The commission found that the Ministry of Energy (Petroleum Division) had not fared much better during the last decade and in the June crisis in particular. “The story of MEPD is also rife with apathy, incompetence flavoured with malpractices, and disregard to laws/rules,” the report said. However, it desired that the petroleum division should work with the law ministry to overhaul all petroleum sector laws and rules within six months. “The dire straits of oil industry can only be straightened out with a unified authority,” it added.
The commission strongly recommended departmental/penal action against the incumbent DG-oil, who was a veterinary doctor by profession, for passing flagrantly illegal orders regarding allocation of import/local quotas. “Strong departmental/penal action is also recommended against Imran Ali Abro and the other associates who had been maneuvering the unlawful affairs in the Petroleum Division,” it said.
Mr Abro was reportedly the kingpin in the petroleum division and called the shots on behalf of his superiors, even though he was not an employee of the petroleum division but working without legal cover for six years.
The role of MEPD secretary could not be ignored, the report said, adding that “he remained encapsulated in a vacuum, both prior to and during the crisis period”. No satisfactory explanation has been offered as to why the word rationalisation, approved by the cabinet, was transformed into a ban or cancellation of imports.
Moreover, the report blames the OMCs for hoarding, creating artificial shortage and for not sending petrol upcountry. The OMCs also failed to maintain a 20-day mandatory petrol stock due to insufficient storage capacity. The report said it was vividly clear that the requisite stock of 20 days was not being maintained by 90 per cent of the OMCs. Also stated in the report is the fact that some OMCs did not fully utilise their import quota despite being a clear need for it.
The commission recommended a ban on operations of Byco’s two refineries at Hub. During a visit by the commission’s team to Byco, both were found to be non-operational. The commission said it was unclear as to why such refineries were allowed to be built and what purpose they served given it was mostly closed and was not clear from where its supplies arrived.
“This is a clear matter of further probe.

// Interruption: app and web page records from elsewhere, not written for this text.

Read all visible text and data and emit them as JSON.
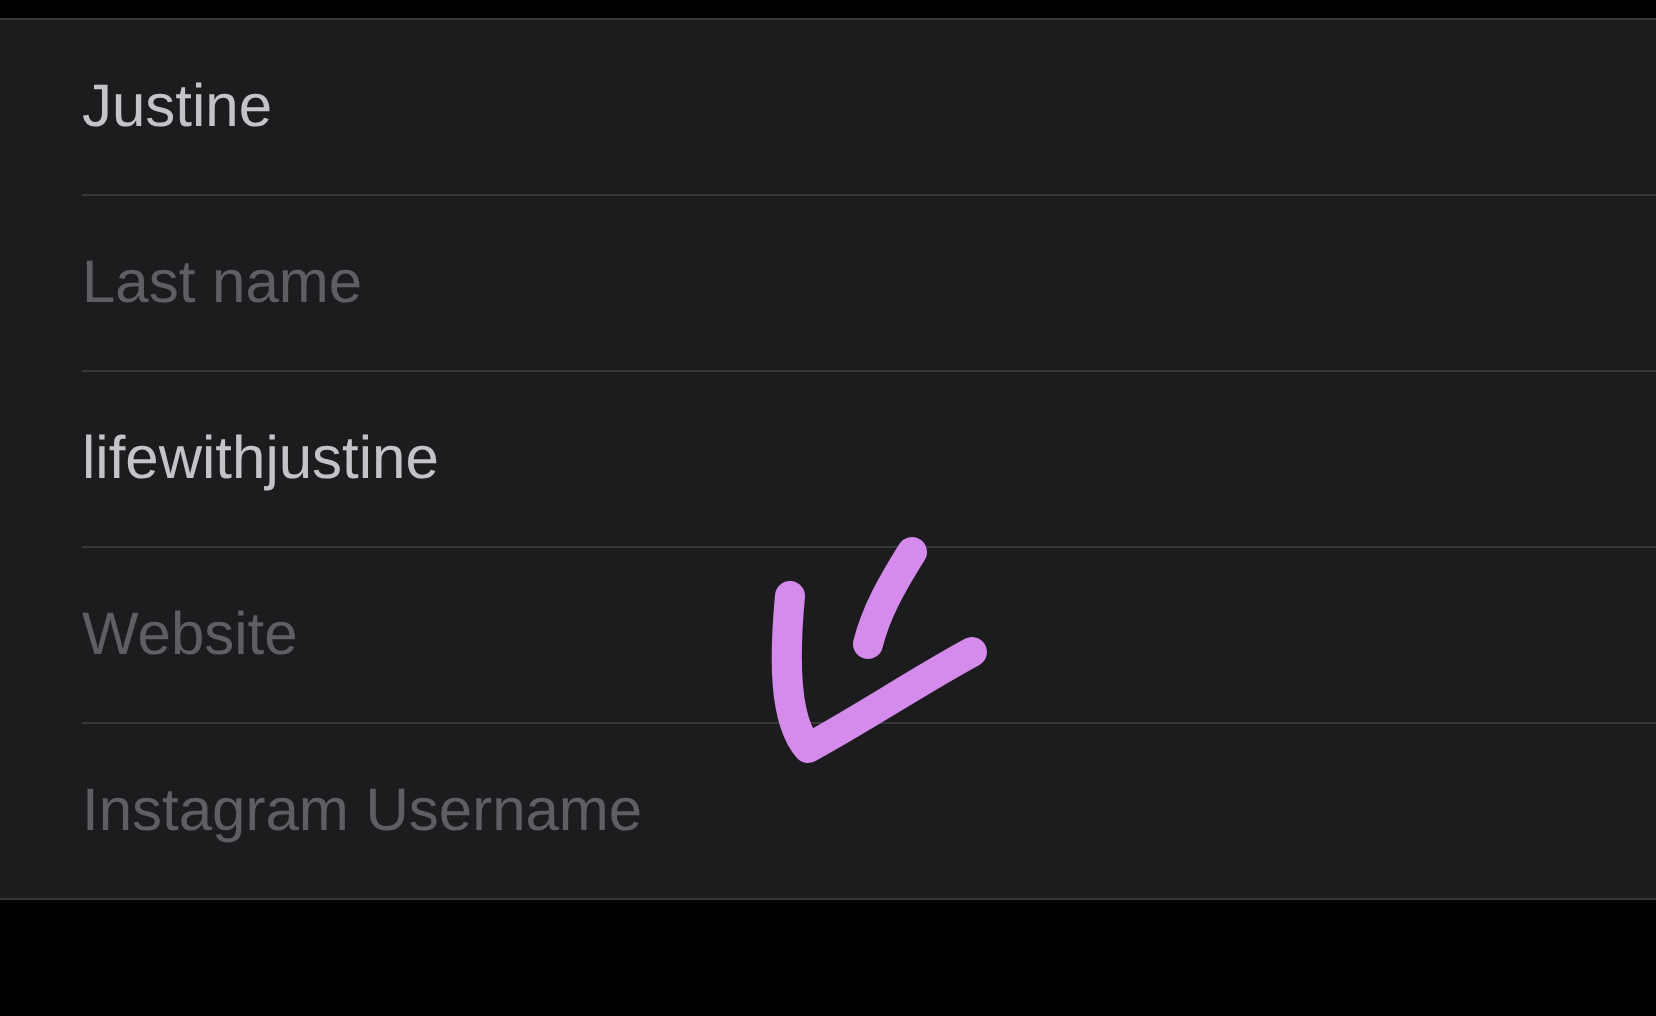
{
  "fields": [
    {
      "value": "Justine"
    },
    {
      "placeholder": "Last name"
    },
    {
      "value": "lifewithjustine"
    },
    {
      "placeholder": "Website"
    },
    {
      "placeholder": "Instagram Username"
    }
  ]
}
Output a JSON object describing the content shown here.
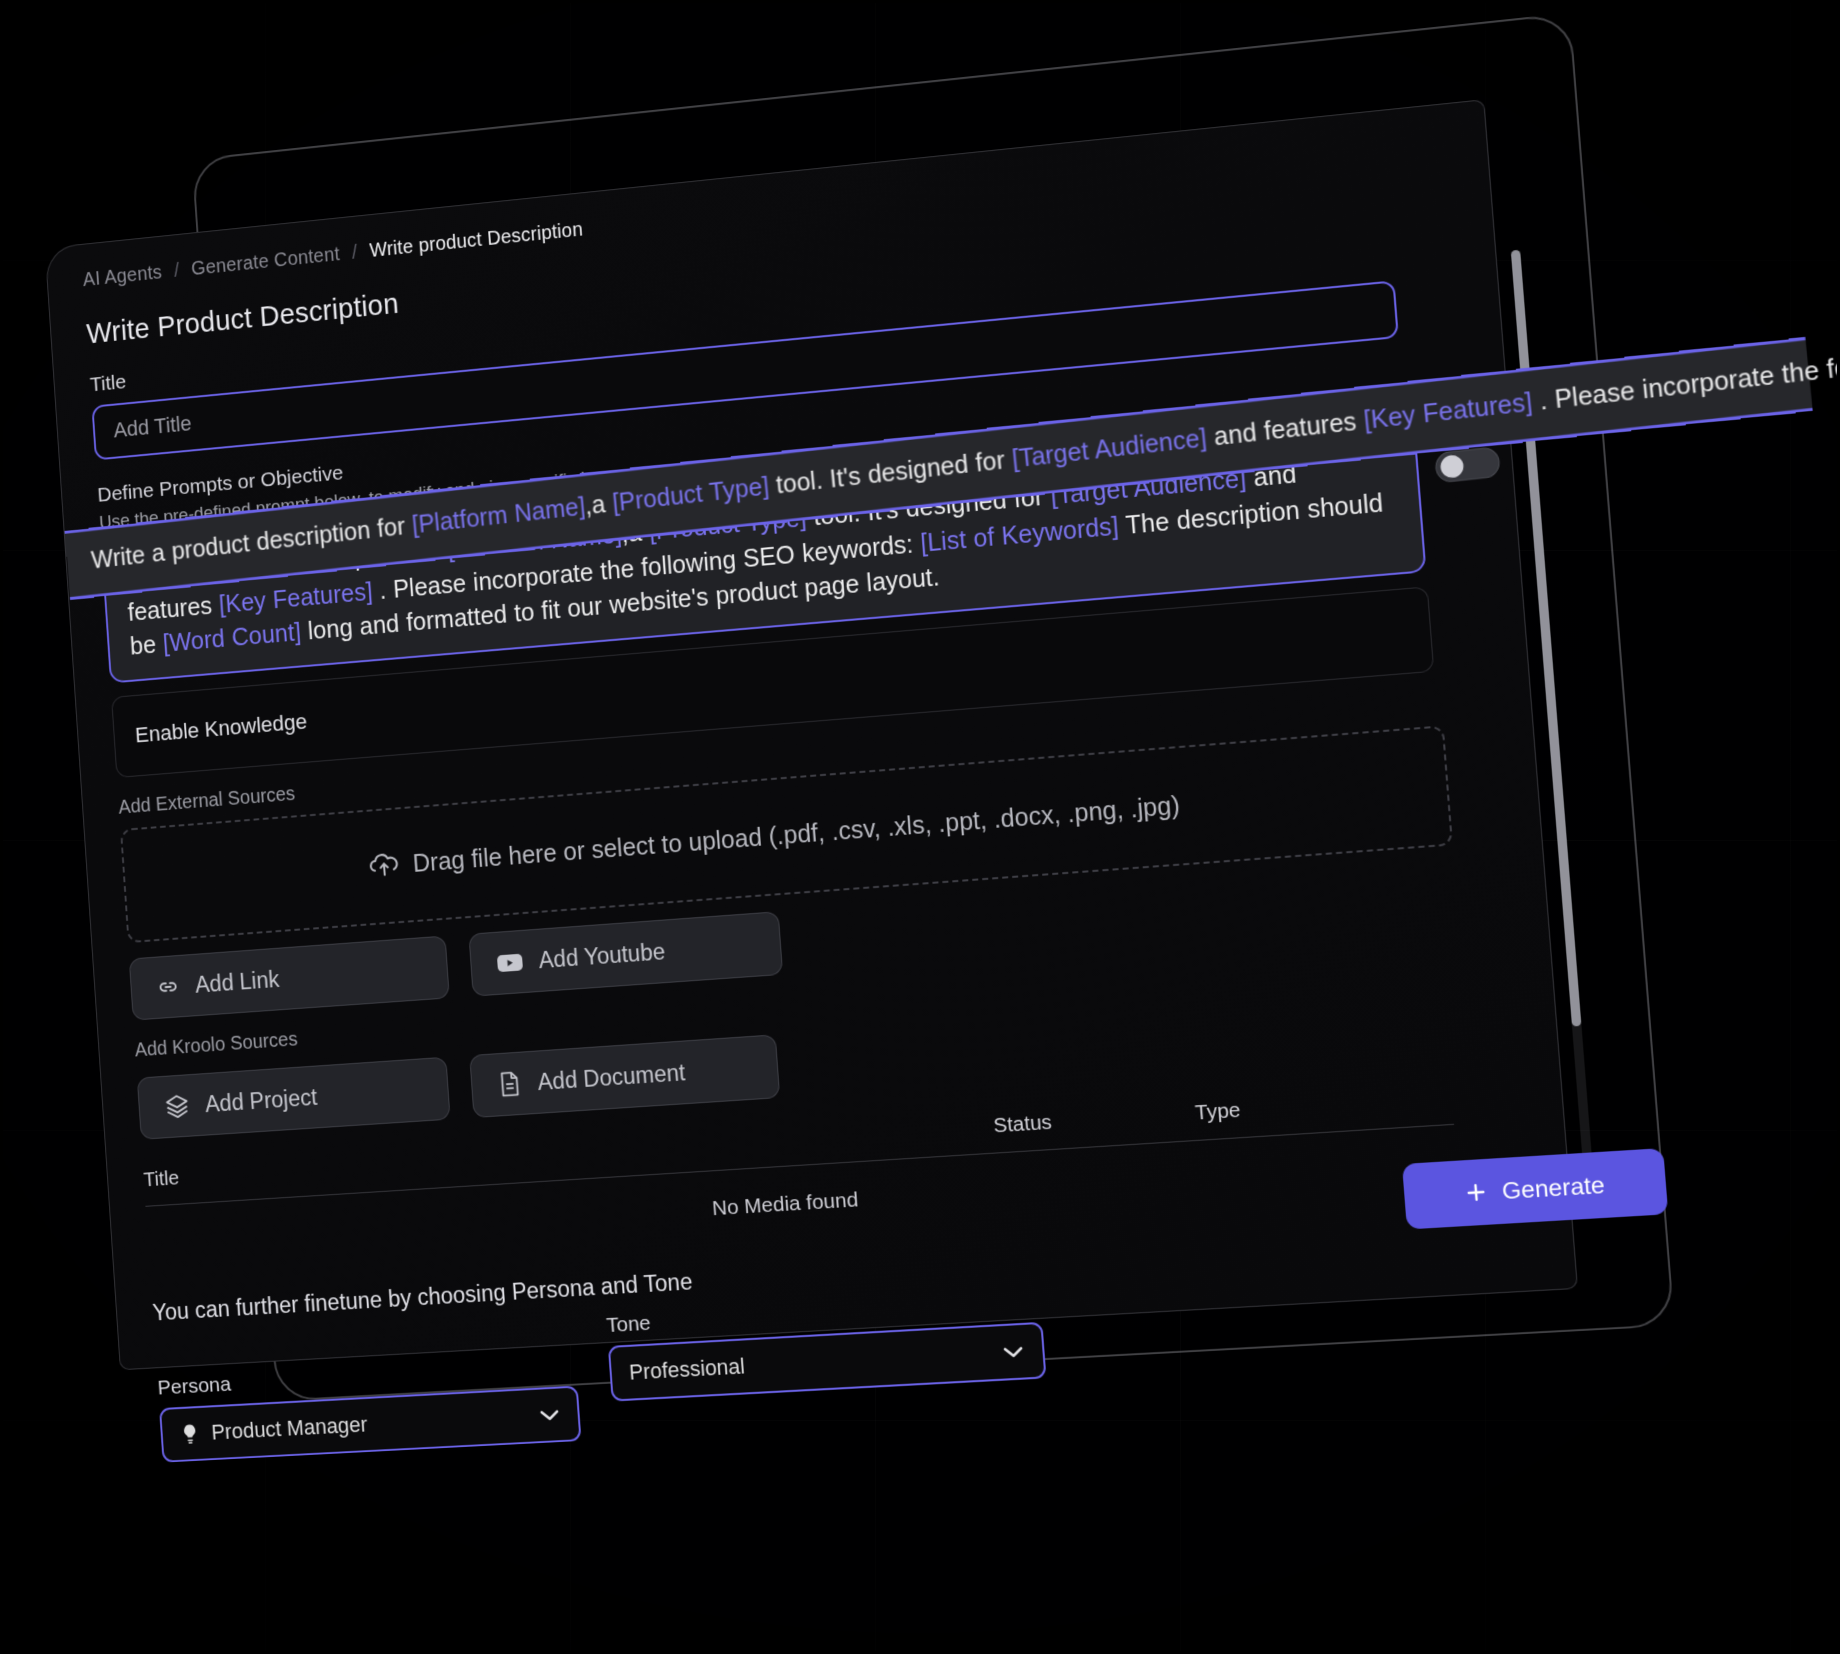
{
  "breadcrumb": {
    "items": [
      "AI Agents",
      "Generate Content",
      "Write product Description"
    ],
    "separator": "/"
  },
  "page": {
    "title": "Write Product Description"
  },
  "title_field": {
    "label": "Title",
    "placeholder": "Add Title",
    "value": ""
  },
  "prompt_section": {
    "heading": "Define Prompts or Objective",
    "subheading": "Use the pre-defined prompt below, to modify and give specific instructions",
    "text_parts": [
      {
        "t": "Write a product description for ",
        "ph": false
      },
      {
        "t": "[Platform Name]",
        "ph": true
      },
      {
        "t": ",a ",
        "ph": false
      },
      {
        "t": "[Product Type]",
        "ph": true
      },
      {
        "t": " tool. It's designed for ",
        "ph": false
      },
      {
        "t": "[Target Audience]",
        "ph": true
      },
      {
        "t": " and features ",
        "ph": false
      },
      {
        "t": "[Key Features]",
        "ph": true
      },
      {
        "t": " . Please incorporate the following SEO keywords: ",
        "ph": false
      },
      {
        "t": "[List of Keywords]",
        "ph": true
      },
      {
        "t": " The description should be ",
        "ph": false
      },
      {
        "t": "[Word Count]",
        "ph": true
      },
      {
        "t": " long and formatted to fit our website's product page layout.",
        "ph": false
      }
    ]
  },
  "knowledge": {
    "label": "Enable Knowledge",
    "toggle_state": "off"
  },
  "external_sources": {
    "label": "Add External Sources",
    "dropzone_text": "Drag file here or select to upload (.pdf, .csv, .xls, .ppt, .docx, .png, .jpg)",
    "buttons": [
      {
        "label": "Add Link",
        "icon": "link-icon"
      },
      {
        "label": "Add Youtube",
        "icon": "youtube-icon"
      }
    ]
  },
  "kroolo_sources": {
    "label": "Add Kroolo Sources",
    "buttons": [
      {
        "label": "Add Project",
        "icon": "layers-icon"
      },
      {
        "label": "Add Document",
        "icon": "document-icon"
      }
    ]
  },
  "media_table": {
    "columns": [
      "Title",
      "Status",
      "Type"
    ],
    "empty_text": "No Media found",
    "rows": []
  },
  "finetune": {
    "text": "You can further finetune by choosing Persona and Tone",
    "persona": {
      "label": "Persona",
      "value": "Product Manager",
      "icon": "bulb-icon"
    },
    "tone": {
      "label": "Tone",
      "value": "Professional"
    }
  },
  "actions": {
    "generate_label": "Generate",
    "generate_icon": "plus-icon"
  },
  "colors": {
    "accent": "#6b63e8",
    "accent_button": "#5b55e0",
    "placeholder_text": "#7b74ef",
    "panel_bg": "#0a0a0c",
    "prompt_bg": "#212226"
  }
}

The commission observed that many other things go wrong in Byco, including the free for all and unregulated decanting of vessels at Byco port terminal (Single Point Mooring located 18 miles inside the Arabian Sea) because of the absence of Customs, Maritime Department and HDIP,” it added.

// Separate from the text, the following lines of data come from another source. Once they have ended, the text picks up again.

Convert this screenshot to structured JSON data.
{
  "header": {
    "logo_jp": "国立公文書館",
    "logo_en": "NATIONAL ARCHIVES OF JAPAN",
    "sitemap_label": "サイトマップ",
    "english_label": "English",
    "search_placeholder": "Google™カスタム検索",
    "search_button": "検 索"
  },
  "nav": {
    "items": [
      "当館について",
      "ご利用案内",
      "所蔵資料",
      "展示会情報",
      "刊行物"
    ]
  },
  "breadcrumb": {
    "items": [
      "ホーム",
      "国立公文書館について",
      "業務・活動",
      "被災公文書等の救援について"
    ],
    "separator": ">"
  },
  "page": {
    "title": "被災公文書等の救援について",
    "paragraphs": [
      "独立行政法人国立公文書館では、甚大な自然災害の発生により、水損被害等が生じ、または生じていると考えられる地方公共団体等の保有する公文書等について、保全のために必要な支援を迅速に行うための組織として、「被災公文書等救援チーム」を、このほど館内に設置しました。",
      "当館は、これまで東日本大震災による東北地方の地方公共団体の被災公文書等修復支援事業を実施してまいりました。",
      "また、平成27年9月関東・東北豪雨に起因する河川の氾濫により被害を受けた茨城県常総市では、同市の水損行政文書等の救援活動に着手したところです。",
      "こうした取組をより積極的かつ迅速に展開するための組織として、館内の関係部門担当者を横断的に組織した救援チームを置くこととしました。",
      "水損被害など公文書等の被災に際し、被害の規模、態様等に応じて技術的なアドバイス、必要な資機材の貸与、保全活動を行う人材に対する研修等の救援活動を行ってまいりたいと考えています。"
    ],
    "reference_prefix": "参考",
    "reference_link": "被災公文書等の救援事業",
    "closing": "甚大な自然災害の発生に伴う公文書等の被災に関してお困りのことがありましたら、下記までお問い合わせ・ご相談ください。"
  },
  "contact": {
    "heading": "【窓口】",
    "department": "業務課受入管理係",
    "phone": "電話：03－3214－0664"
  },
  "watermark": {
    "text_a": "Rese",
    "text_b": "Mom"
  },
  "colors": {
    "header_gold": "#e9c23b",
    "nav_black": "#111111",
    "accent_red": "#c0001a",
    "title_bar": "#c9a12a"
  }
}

The report said Byco’s owner Amer Abbasi remained a fugitive of law (wanted by NAB) for a prolonged period in a fraud of more than Rs23bn as the company imported refined petroleum products in the garb of crude oil and cheated the government of the staggering sum. “Apparently, the racket is still on,” the report said, adding that Abbasi had now entered into a plea bargain with NAB for a payment of a little more than Rs1bn.
The commission said the record of last five years pertaining to Byco should be probed as rules required that any person with criminal record could not even apply for a marketing licence but thanks to Ogra’s enforcement, Mr Abbasi was still owner and CEO of both Byco refinery and OMC.

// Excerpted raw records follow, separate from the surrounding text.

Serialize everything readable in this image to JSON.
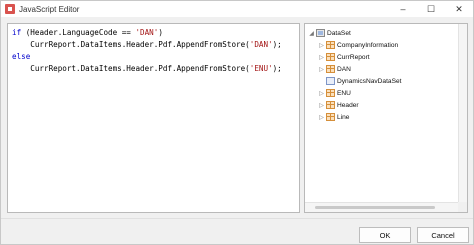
{
  "window": {
    "title": "JavaScript Editor",
    "controls": {
      "minimize": "–",
      "maximize": "☐",
      "close": "✕"
    }
  },
  "editor": {
    "lines": [
      {
        "pre": "if (Header.LanguageCode == ",
        "str": "'DAN'",
        "post": ")"
      },
      {
        "pre": "    CurrReport.DataItems.Header.Pdf.AppendFromStore(",
        "str": "'DAN'",
        "post": ");"
      },
      {
        "pre": "else",
        "str": "",
        "post": ""
      },
      {
        "pre": "    CurrReport.DataItems.Header.Pdf.AppendFromStore(",
        "str": "'ENU'",
        "post": ");"
      }
    ]
  },
  "tree": {
    "root": {
      "label": "DataSet",
      "expander": "◢"
    },
    "items": [
      {
        "label": "CompanyInformation",
        "expander": "▷"
      },
      {
        "label": "CurrReport",
        "expander": "▷"
      },
      {
        "label": "DAN",
        "expander": "▷"
      },
      {
        "label": "DynamicsNavDataSet",
        "expander": ""
      },
      {
        "label": "ENU",
        "expander": "▷"
      },
      {
        "label": "Header",
        "expander": "▷"
      },
      {
        "label": "Line",
        "expander": "▷"
      }
    ]
  },
  "buttons": {
    "ok": "OK",
    "cancel": "Cancel"
  },
  "colors": {
    "keyword": "#0000cc",
    "string": "#a31515"
  }
}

The report also identified a series of malpractices, including manipulation of pricing mechanism, adulteration, misrepresentation and evasion of taxes, figure fudging and so on across the supply chain.
Published in Dawn, December 15th, 2020